When volunteers are not provided, some shows/museums usually provide plastic gloves for viewers to wear and look at quilt backs themselves. Please never touch a quilt hanging in a show or a museum without checking the venue’s policy on viewing the backs of quilts. When allowed, make sure you follow the guidelines and never use an ungloved hand. Your hands, even if clean, can leave oils that will stain the quilt, and the cumulative result of many hands would leave marks.
One helpful tip is to ask the quilt volunteers if they have already turned some interesting quilt backs. Oftentimes they will be able to take you directly to all the quilt-back ‘parties.’
Here’s the fruits of our ‘Party in the Back’ sleuthing:
This is the Back by Kyona Nason @kyonanason
Nason decided to feature the back of her quilt as the quilt front to display in the show. The ‘real’ front was made from Tara Faughnan’s Galactic Quilt pattern.
Jessica Big Skirt by Patti Coppock @patticoppock
The inspiration for this quilt came from a drawing Coppock’s five year old granddaughter made. The scrappy highlighting around the letters really adds dimension to this quilt back party.
Caption: Front view of hexagon hand quilting
The Hexagon One by Laura Loewen @quiltfortco
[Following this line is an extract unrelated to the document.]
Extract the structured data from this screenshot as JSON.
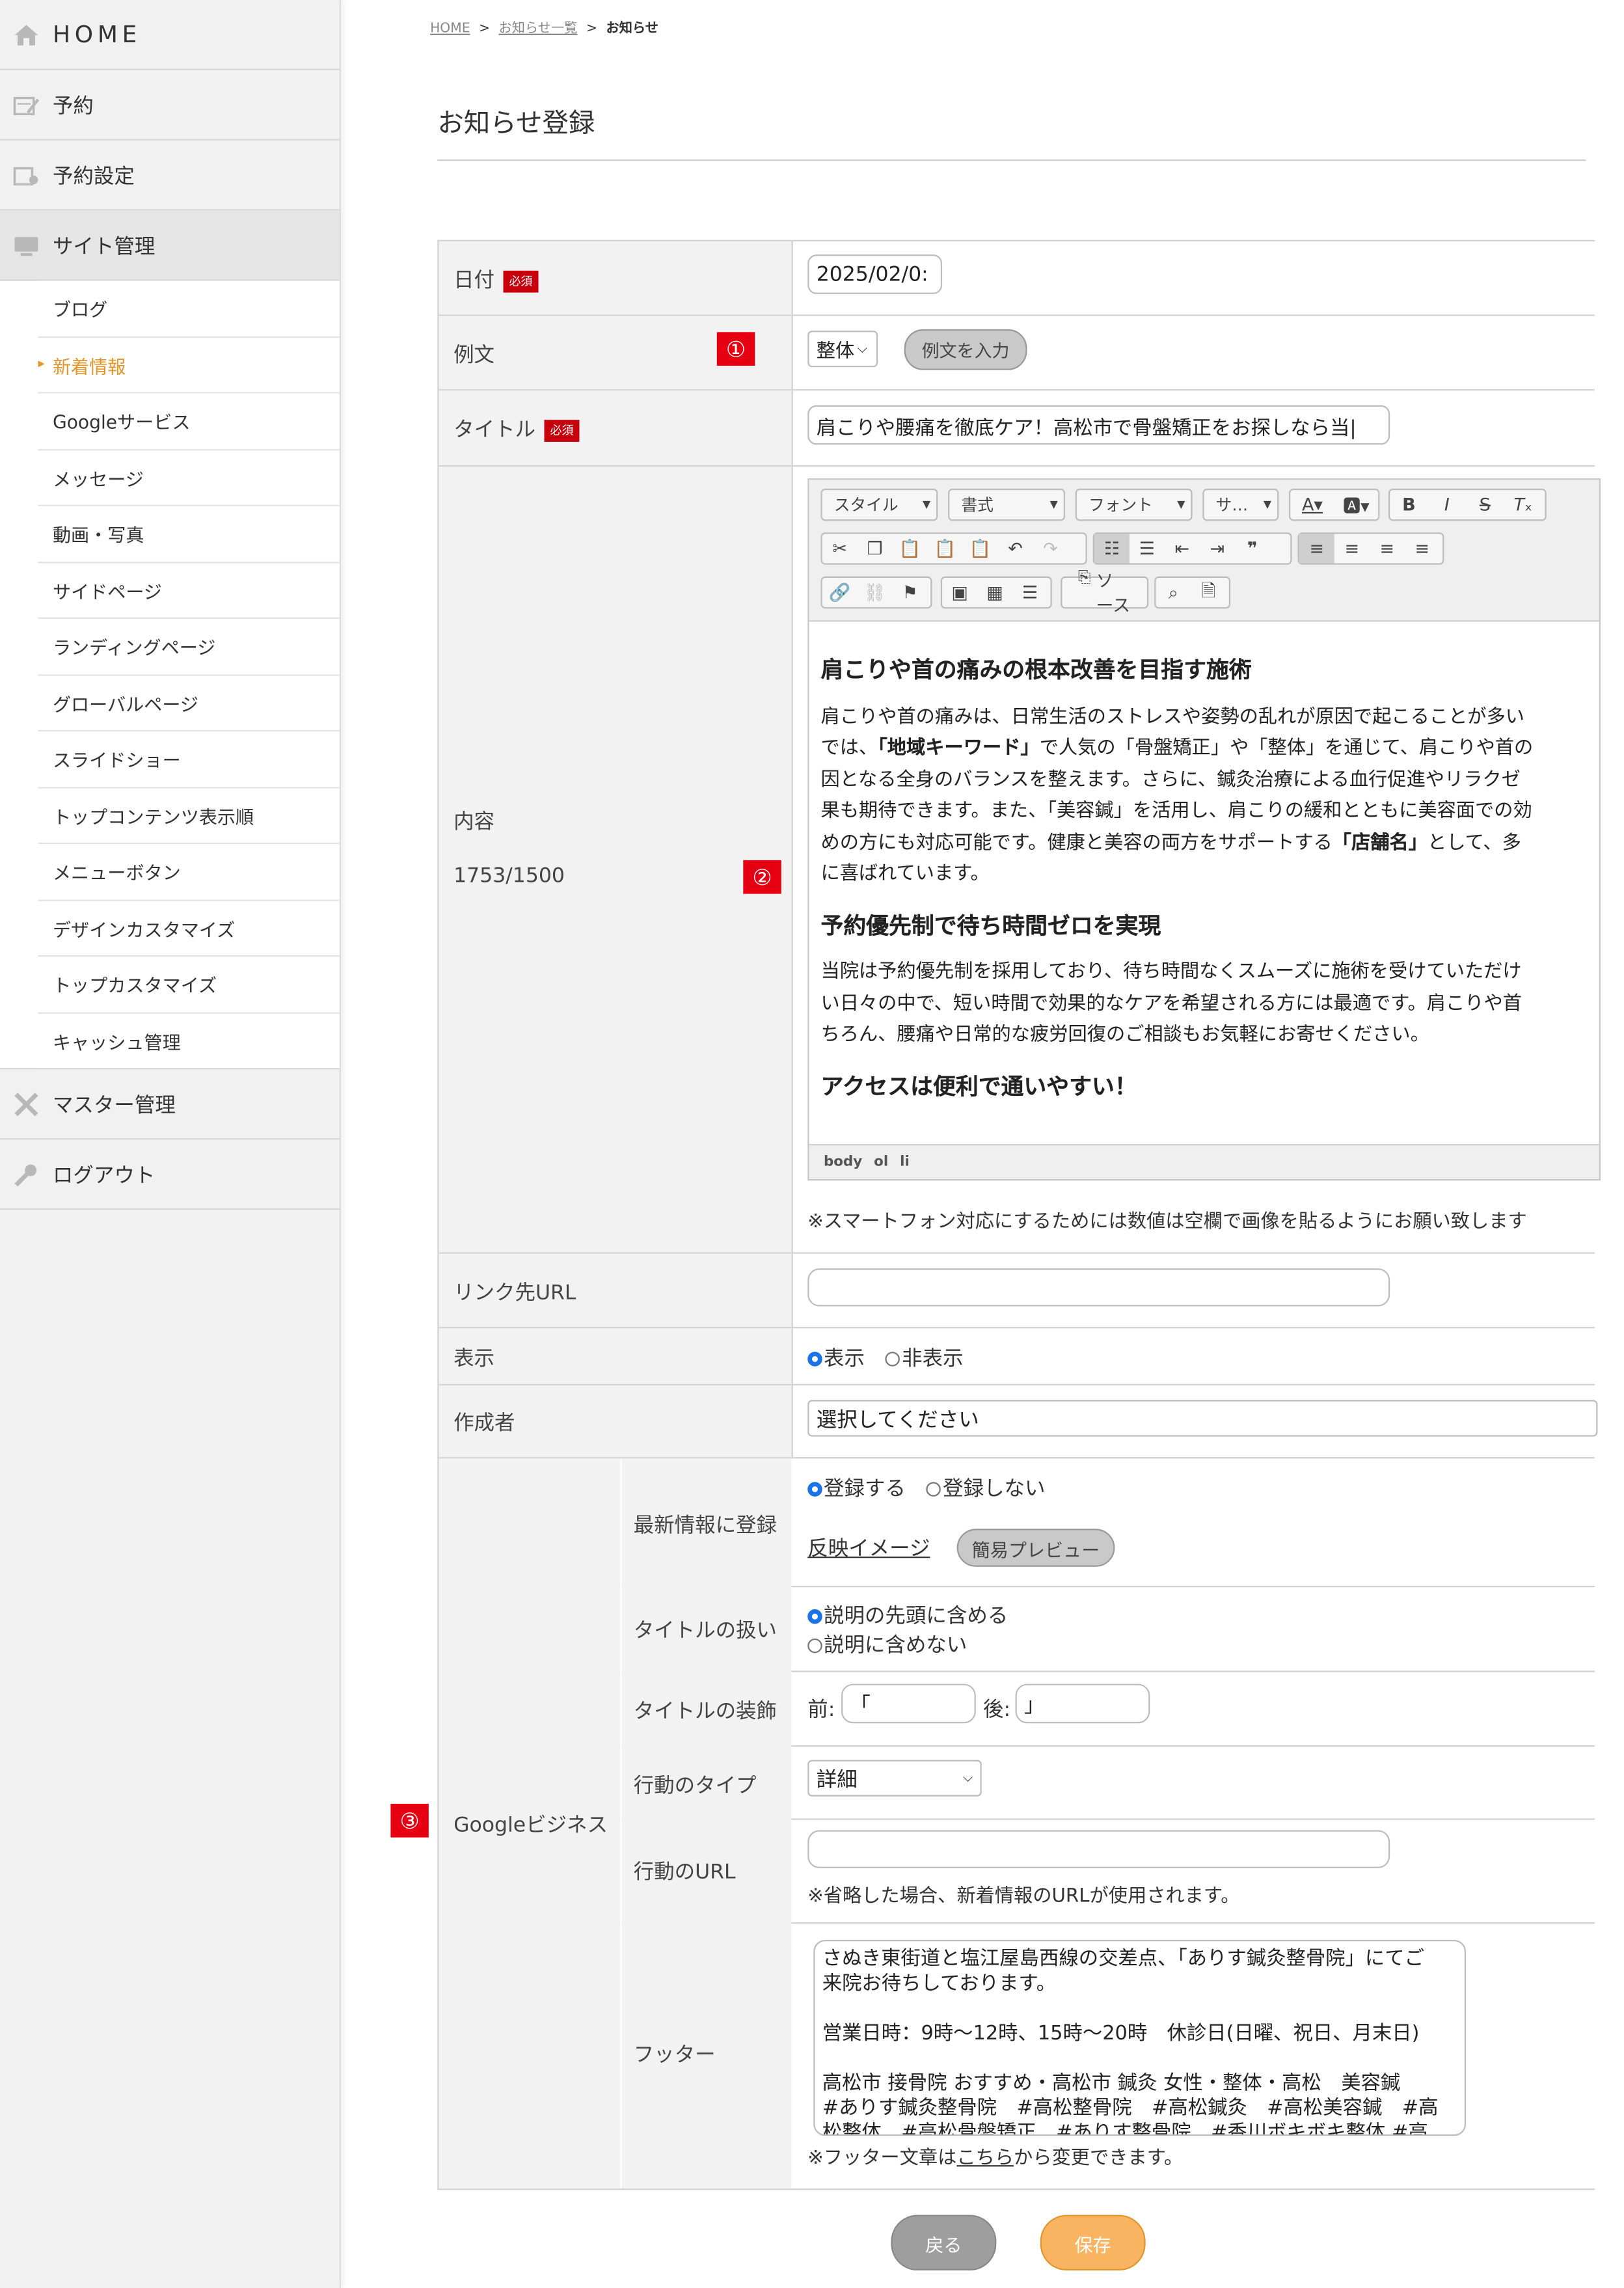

For the Hexagon Challenge Loewen hand quilted hexagons onto the front of her quilt. She used a layer of tulle fabric made of tiny woven hexagon shapes on top of her backing fabric. You can then see the stitching created as a result of the hexagons she was creating on the front of the quilt. Her five little hexagons stitched together to create her label are so cute.
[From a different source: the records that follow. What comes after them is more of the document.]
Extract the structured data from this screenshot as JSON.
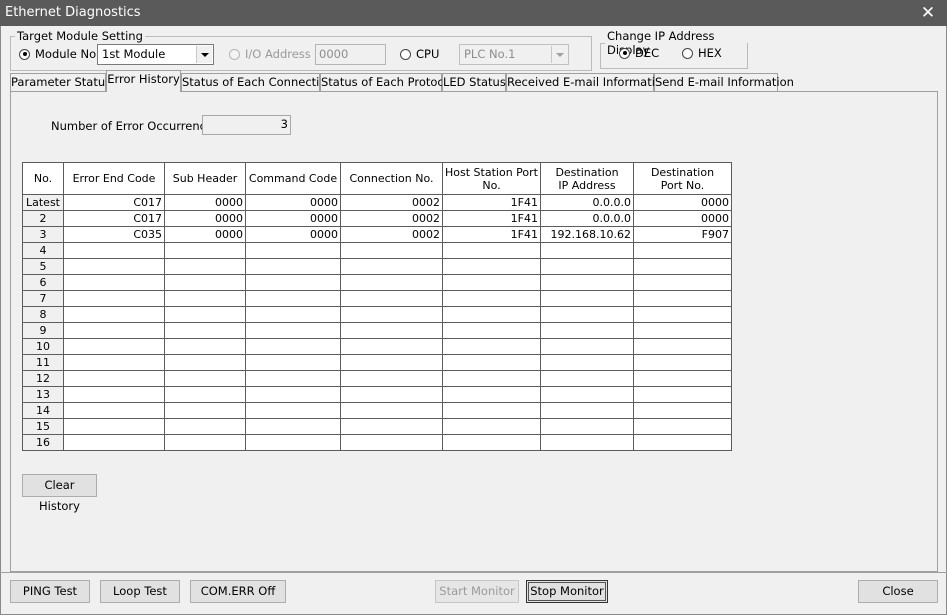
{
  "window": {
    "title": "Ethernet Diagnostics",
    "close_glyph": "✕"
  },
  "target_module": {
    "legend": "Target Module Setting",
    "module_no_label": "Module No.",
    "module_no_value": "1st Module",
    "io_address_label": "I/O Address",
    "io_address_value": "0000",
    "cpu_label": "CPU",
    "cpu_value": "PLC No.1"
  },
  "ip_display": {
    "legend": "Change IP Address Display",
    "dec_label": "DEC",
    "hex_label": "HEX",
    "selected": "DEC"
  },
  "tabs": [
    {
      "label": "Parameter Status"
    },
    {
      "label": "Error History"
    },
    {
      "label": "Status of Each Connection"
    },
    {
      "label": "Status of Each Protocol"
    },
    {
      "label": "LED Status"
    },
    {
      "label": "Received E-mail Information"
    },
    {
      "label": "Send E-mail Information"
    }
  ],
  "active_tab": "Error History",
  "error_history": {
    "occurrences_label": "Number of Error Occurrences",
    "occurrences_value": "3",
    "columns": [
      {
        "l1": "No.",
        "l2": ""
      },
      {
        "l1": "Error End Code",
        "l2": ""
      },
      {
        "l1": "Sub Header",
        "l2": ""
      },
      {
        "l1": "Command Code",
        "l2": ""
      },
      {
        "l1": "Connection No.",
        "l2": ""
      },
      {
        "l1": "Host Station Port",
        "l2": "No."
      },
      {
        "l1": "Destination",
        "l2": "IP Address"
      },
      {
        "l1": "Destination",
        "l2": "Port No."
      }
    ],
    "rows": [
      {
        "no": "Latest",
        "cells": [
          "C017",
          "0000",
          "0000",
          "0002",
          "1F41",
          "0.0.0.0",
          "0000"
        ]
      },
      {
        "no": "2",
        "cells": [
          "C017",
          "0000",
          "0000",
          "0002",
          "1F41",
          "0.0.0.0",
          "0000"
        ]
      },
      {
        "no": "3",
        "cells": [
          "C035",
          "0000",
          "0000",
          "0002",
          "1F41",
          "192.168.10.62",
          "F907"
        ]
      },
      {
        "no": "4",
        "cells": [
          "",
          "",
          "",
          "",
          "",
          "",
          ""
        ]
      },
      {
        "no": "5",
        "cells": [
          "",
          "",
          "",
          "",
          "",
          "",
          ""
        ]
      },
      {
        "no": "6",
        "cells": [
          "",
          "",
          "",
          "",
          "",
          "",
          ""
        ]
      },
      {
        "no": "7",
        "cells": [
          "",
          "",
          "",
          "",
          "",
          "",
          ""
        ]
      },
      {
        "no": "8",
        "cells": [
          "",
          "",
          "",
          "",
          "",
          "",
          ""
        ]
      },
      {
        "no": "9",
        "cells": [
          "",
          "",
          "",
          "",
          "",
          "",
          ""
        ]
      },
      {
        "no": "10",
        "cells": [
          "",
          "",
          "",
          "",
          "",
          "",
          ""
        ]
      },
      {
        "no": "11",
        "cells": [
          "",
          "",
          "",
          "",
          "",
          "",
          ""
        ]
      },
      {
        "no": "12",
        "cells": [
          "",
          "",
          "",
          "",
          "",
          "",
          ""
        ]
      },
      {
        "no": "13",
        "cells": [
          "",
          "",
          "",
          "",
          "",
          "",
          ""
        ]
      },
      {
        "no": "14",
        "cells": [
          "",
          "",
          "",
          "",
          "",
          "",
          ""
        ]
      },
      {
        "no": "15",
        "cells": [
          "",
          "",
          "",
          "",
          "",
          "",
          ""
        ]
      },
      {
        "no": "16",
        "cells": [
          "",
          "",
          "",
          "",
          "",
          "",
          ""
        ]
      }
    ],
    "clear_button": "Clear History"
  },
  "footer": {
    "ping_test": "PING Test",
    "loop_test": "Loop Test",
    "com_err_off": "COM.ERR Off",
    "start_monitor": "Start Monitor",
    "stop_monitor": "Stop Monitor",
    "close": "Close"
  }
}
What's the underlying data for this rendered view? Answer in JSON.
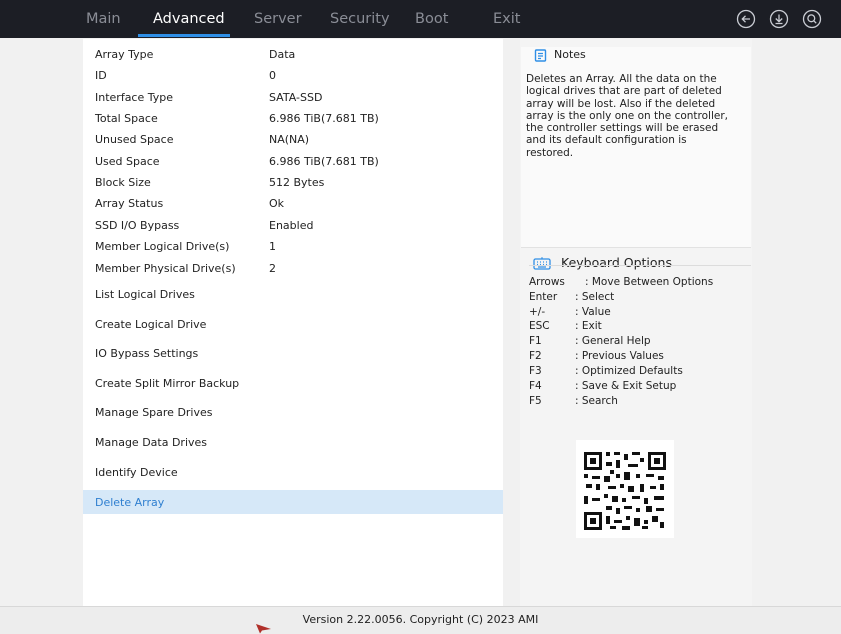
{
  "tabs": [
    {
      "label": "Main"
    },
    {
      "label": "Advanced"
    },
    {
      "label": "Server"
    },
    {
      "label": "Security"
    },
    {
      "label": "Boot"
    },
    {
      "label": "Exit"
    }
  ],
  "active_tab": "Advanced",
  "top_icons": [
    "back-icon",
    "download-icon",
    "search-icon"
  ],
  "info_rows": [
    {
      "label": "Array Type",
      "value": "Data"
    },
    {
      "label": "ID",
      "value": "0"
    },
    {
      "label": "Interface Type",
      "value": "SATA-SSD"
    },
    {
      "label": "Total Space",
      "value": "6.986 TiB(7.681 TB)"
    },
    {
      "label": "Unused Space",
      "value": "NA(NA)"
    },
    {
      "label": "Used Space",
      "value": "6.986 TiB(7.681 TB)"
    },
    {
      "label": "Block Size",
      "value": "512 Bytes"
    },
    {
      "label": "Array Status",
      "value": "Ok"
    },
    {
      "label": "SSD I/O Bypass",
      "value": "Enabled"
    },
    {
      "label": "Member Logical Drive(s)",
      "value": "1"
    },
    {
      "label": "Member Physical Drive(s)",
      "value": "2"
    }
  ],
  "actions": [
    {
      "label": "List Logical Drives"
    },
    {
      "label": "Create Logical Drive"
    },
    {
      "label": "IO Bypass Settings"
    },
    {
      "label": "Create Split Mirror Backup"
    },
    {
      "label": "Manage Spare Drives"
    },
    {
      "label": "Manage Data Drives"
    },
    {
      "label": "Identify Device"
    },
    {
      "label": "Delete Array"
    }
  ],
  "selected_action": "Delete Array",
  "notes": {
    "title": "Notes",
    "lines": [
      "Deletes an Array. All the data on the",
      "logical drives that are part of deleted",
      "array will be lost. Also if the deleted",
      "array is the only one on the controller,",
      "the controller settings will be erased",
      "and its default configuration is",
      "restored."
    ]
  },
  "keyboard": {
    "title": "Keyboard Options",
    "rows": [
      {
        "key": "Arrows",
        "desc": ": Move Between Options"
      },
      {
        "key": "Enter",
        "desc": ": Select"
      },
      {
        "key": "+/-",
        "desc": ": Value"
      },
      {
        "key": "ESC",
        "desc": ": Exit"
      },
      {
        "key": "F1",
        "desc": ": General Help"
      },
      {
        "key": "F2",
        "desc": ": Previous Values"
      },
      {
        "key": "F3",
        "desc": ": Optimized Defaults"
      },
      {
        "key": "F4",
        "desc": ": Save & Exit Setup"
      },
      {
        "key": "F5",
        "desc": ": Search"
      }
    ]
  },
  "footer": {
    "text": "Version 2.22.0056. Copyright (C) 2023 AMI"
  },
  "colors": {
    "topbar": "#1c1e25",
    "accent": "#2f8fe6",
    "selected_bg": "#d6e8f8",
    "selected_text": "#2f7fd0"
  }
}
Radical Acceptance Quilt for 2020 by Laura Hartrich @laurahartrich
If you ever get the chance to see a Hartrich quilt in person, make sure to take a peek at the back. Hartrich is the golden standard for how to label your quilts. On this particular quilt she had fabric made with her handwriting on it detailing her ‘radical acceptances’ for the year 2020.
Ever Loving Memories by Jennifer Broemel @jen.bromel
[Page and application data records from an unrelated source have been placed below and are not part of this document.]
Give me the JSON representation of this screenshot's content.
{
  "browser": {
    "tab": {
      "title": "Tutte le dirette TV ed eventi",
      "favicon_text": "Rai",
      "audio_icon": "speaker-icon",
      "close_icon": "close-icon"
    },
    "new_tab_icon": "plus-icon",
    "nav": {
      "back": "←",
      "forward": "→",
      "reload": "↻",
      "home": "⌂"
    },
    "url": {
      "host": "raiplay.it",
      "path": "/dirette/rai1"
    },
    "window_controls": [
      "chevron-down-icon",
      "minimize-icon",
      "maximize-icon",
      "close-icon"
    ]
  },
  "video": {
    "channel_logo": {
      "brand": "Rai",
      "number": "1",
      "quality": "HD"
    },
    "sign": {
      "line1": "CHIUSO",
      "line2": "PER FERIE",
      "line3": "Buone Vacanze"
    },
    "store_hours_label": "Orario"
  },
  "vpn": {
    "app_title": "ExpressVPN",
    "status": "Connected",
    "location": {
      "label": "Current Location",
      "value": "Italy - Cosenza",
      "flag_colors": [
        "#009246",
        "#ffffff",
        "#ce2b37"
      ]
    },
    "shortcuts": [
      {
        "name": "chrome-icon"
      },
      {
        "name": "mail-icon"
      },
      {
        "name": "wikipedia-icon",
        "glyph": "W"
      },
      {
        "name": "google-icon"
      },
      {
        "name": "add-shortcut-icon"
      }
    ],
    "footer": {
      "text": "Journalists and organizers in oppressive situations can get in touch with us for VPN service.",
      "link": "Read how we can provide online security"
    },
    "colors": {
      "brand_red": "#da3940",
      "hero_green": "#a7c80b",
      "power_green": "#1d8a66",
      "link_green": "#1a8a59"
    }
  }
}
Bromel is another quilter whose quilt backs are usually incredibly interesting and surprising. Her technique for quilting her blocks and then how she sews them together is part of what creates her ‘Party in the Back.’
By Brittany Bowen Burton